## The problem
When the word "username" appears in a line of the data below, list that line.

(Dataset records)
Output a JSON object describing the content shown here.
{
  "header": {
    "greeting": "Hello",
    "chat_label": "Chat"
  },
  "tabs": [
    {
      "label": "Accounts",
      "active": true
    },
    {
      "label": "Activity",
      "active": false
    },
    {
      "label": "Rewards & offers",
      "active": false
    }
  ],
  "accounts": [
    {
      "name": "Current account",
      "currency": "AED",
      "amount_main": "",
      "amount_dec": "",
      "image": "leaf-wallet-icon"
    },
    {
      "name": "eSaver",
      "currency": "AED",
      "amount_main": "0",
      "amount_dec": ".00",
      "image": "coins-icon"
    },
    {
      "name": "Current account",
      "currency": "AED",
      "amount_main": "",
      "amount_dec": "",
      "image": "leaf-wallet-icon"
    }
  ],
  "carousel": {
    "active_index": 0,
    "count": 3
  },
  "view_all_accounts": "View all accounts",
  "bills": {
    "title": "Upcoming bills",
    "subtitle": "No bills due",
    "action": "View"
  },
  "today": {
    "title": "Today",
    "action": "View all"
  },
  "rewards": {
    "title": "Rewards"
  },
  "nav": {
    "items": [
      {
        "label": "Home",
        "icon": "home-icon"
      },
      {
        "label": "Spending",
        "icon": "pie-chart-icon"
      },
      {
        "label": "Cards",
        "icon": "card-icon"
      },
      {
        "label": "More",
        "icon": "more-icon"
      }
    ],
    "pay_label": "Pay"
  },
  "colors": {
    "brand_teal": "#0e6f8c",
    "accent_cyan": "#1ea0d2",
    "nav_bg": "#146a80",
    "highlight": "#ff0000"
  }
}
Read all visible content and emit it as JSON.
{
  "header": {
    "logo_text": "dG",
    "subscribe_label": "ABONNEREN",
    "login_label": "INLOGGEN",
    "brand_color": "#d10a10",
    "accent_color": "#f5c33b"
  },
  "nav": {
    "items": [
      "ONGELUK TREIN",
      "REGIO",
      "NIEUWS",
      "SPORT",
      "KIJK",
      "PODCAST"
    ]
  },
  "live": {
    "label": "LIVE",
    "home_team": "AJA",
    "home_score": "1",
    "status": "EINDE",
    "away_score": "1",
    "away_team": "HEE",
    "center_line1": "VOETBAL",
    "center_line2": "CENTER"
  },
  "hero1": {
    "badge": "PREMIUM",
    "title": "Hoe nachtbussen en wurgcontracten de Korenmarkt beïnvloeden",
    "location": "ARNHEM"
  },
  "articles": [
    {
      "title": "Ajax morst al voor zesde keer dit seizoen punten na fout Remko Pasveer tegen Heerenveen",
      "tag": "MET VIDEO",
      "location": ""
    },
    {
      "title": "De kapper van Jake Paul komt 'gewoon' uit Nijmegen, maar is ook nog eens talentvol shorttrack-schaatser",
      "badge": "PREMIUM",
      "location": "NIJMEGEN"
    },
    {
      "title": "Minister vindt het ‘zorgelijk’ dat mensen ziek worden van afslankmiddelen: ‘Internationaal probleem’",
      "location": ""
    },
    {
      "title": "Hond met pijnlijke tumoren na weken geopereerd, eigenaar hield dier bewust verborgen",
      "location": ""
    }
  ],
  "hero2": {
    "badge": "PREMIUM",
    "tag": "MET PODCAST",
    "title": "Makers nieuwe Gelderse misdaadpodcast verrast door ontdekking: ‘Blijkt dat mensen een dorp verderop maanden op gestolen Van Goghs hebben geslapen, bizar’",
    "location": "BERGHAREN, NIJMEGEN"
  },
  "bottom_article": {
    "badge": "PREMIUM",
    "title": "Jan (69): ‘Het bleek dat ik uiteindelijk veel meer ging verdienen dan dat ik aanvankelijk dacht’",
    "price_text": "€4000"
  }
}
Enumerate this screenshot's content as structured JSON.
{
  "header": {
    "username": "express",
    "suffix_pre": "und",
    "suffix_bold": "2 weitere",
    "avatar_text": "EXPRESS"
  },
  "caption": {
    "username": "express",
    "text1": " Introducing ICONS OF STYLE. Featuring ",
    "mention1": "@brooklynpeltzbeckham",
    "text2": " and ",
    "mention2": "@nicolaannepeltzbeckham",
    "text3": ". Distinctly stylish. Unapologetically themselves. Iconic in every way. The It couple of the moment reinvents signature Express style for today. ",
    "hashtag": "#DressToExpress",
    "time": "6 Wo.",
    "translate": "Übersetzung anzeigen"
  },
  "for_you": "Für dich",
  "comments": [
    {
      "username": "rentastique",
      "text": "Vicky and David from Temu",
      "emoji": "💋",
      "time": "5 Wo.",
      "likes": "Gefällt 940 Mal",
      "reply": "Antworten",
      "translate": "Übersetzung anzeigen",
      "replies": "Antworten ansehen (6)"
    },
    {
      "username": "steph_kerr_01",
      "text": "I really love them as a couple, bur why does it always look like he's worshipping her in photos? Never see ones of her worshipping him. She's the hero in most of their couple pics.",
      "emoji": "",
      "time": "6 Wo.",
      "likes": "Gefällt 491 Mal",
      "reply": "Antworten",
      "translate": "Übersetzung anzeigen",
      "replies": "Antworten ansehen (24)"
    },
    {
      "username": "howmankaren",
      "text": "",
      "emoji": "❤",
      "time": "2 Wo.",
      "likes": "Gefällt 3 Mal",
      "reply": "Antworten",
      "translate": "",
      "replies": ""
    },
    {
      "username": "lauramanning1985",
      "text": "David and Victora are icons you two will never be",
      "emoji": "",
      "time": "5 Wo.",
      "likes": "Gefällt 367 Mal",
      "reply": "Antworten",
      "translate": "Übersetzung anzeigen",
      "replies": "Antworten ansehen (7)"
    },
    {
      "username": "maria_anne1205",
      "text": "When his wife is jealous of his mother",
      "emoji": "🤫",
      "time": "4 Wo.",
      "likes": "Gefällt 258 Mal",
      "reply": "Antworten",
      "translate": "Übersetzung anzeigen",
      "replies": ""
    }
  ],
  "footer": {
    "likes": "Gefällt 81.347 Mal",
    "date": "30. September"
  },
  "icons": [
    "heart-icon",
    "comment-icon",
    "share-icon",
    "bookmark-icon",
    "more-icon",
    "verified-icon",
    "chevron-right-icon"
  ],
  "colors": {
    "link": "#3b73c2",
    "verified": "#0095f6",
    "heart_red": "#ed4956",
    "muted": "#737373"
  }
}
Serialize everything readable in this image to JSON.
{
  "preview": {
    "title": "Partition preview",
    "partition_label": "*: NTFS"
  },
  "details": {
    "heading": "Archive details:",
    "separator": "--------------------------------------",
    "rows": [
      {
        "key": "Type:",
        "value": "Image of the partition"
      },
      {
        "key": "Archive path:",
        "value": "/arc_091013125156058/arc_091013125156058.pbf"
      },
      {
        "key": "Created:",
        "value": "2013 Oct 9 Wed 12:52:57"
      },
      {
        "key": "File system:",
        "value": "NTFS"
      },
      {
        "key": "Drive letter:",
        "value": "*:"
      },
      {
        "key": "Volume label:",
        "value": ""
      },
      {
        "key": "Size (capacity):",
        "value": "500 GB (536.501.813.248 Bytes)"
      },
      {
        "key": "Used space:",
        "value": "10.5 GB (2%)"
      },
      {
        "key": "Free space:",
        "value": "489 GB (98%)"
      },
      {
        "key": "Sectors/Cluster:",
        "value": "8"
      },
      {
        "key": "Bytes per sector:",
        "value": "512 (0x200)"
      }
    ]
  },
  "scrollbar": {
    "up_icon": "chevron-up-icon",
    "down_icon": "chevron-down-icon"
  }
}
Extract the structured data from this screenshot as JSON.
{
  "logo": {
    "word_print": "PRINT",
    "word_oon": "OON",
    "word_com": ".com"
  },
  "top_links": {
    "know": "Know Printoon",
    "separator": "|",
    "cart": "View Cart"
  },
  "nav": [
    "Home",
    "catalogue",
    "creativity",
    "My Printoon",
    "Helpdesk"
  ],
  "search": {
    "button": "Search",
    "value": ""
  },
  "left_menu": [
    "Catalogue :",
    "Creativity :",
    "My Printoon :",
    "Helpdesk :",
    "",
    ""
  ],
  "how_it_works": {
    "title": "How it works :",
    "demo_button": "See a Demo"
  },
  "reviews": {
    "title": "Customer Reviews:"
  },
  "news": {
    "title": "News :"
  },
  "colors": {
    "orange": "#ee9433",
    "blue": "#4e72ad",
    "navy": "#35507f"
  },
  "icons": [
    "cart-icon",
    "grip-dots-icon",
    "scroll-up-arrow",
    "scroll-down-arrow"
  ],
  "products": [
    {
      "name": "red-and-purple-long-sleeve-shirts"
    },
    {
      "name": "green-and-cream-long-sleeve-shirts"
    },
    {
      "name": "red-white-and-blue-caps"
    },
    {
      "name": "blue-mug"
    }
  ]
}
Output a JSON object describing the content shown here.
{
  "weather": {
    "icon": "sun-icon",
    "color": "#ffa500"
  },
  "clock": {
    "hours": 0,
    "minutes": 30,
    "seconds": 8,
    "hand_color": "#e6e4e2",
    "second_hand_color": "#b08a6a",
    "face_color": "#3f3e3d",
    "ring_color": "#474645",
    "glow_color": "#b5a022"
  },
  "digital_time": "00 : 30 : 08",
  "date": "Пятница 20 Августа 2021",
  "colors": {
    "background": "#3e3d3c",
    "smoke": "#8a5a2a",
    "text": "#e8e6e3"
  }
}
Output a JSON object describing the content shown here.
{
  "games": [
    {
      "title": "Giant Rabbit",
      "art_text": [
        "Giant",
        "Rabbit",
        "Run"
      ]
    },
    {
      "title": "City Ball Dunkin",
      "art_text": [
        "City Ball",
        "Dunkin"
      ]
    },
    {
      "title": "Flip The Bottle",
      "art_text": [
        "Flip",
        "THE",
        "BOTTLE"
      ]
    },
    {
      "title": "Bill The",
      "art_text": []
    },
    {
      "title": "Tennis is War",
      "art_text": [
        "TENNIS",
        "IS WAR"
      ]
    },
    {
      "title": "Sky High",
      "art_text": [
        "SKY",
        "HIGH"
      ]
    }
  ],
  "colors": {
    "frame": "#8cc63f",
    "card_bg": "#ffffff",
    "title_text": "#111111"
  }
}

## Your solution
    "username": "express",
    "username": "express",
      "username": "rentastique",
      "username": "steph_kerr_01",
      "username": "howmankaren",
      "username": "lauramanning1985",
      "username": "maria_anne1205",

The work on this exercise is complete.